Ye Chen works at Electric Power Research Institute of Yunnan Power Grid Co. Ltd, She received master’s degree in Power systems and automation from Kunming University of Science and Technology in 2017, engaged in electric energy, electrical measurement and thermal engineering professional work. Members of the High-precision Electrical Parameter Laboratory, Spark Power Research Studio, Intelligent Perception Innovation Studio and Key Laboratory of CSG for Electric Power Measurement.

Ziyi Chen, born in Liaoning Province, China, in 2003. Undergraduate at Shenyang Agricultural University, mechanical design and manufacturing and automation, mainly research electronic design and circuit related fields.

Yaohua Liao (1992), male, master, engineer, Yunnan Power Grid Co., Ltd. Electric Power Research Institute, engaged in electric energy, electrical measurement, thermal engineering and high voltage measurement professional work, good at solving measurement-related field problems.
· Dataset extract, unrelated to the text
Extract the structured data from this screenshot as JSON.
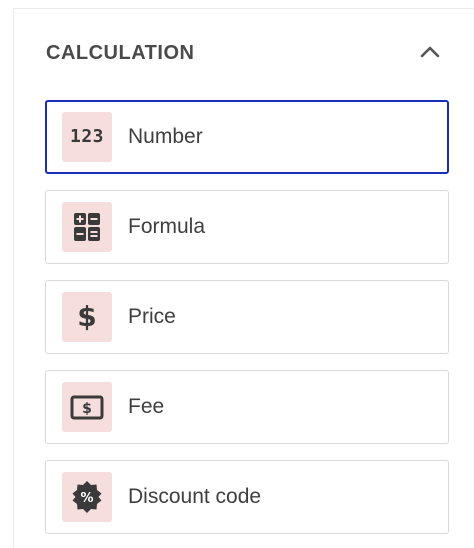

Members of the High-precision Electrical Parameter Laboratory, Spark Power Research, and Intelligent Perception Innovation Studio participated in the drafting of the Q/CSG 1209013.2-2019 and Q/CSG 1209013.7-2019 corporate standards.

Mengmeng Zhu works at Electric Power Research Institute of Yunnan Power Grid Co.Ltd, senior engineer, the research direction is electric energy metering device technology research and power transformer field verification, AC/DC electronic transformer field key test technology application and distribution network fault detection and protection control work.

Zhihu Hong, born in Yunnan Province, China, in 1993. He received a master’s degree in electrical engineering from Southwest Jiaotong University in 2018, and currently works as a high voltage researcher of Yunnan Electric Power Research Institute of China Southern Power Grid. His research interests include insulation and condition assessment of high voltage electrical equipment, multi physical field finite element simulation of high voltage electrical equipment.

Zhangnan Jiang was born in Yunnan, China, in 1993. He received the Bachelor of Engineering degree in electrical engineering and automation from Kunming University of Science and Technology, China, in 2015. He is currently pursuing the Master of Engineering degree in instrumentation engineering from Kunming University of Science and Technology. His fields of research interests are mainly focused on fiber bragg grating instrumentation and hot-spot temperature of transformer winding.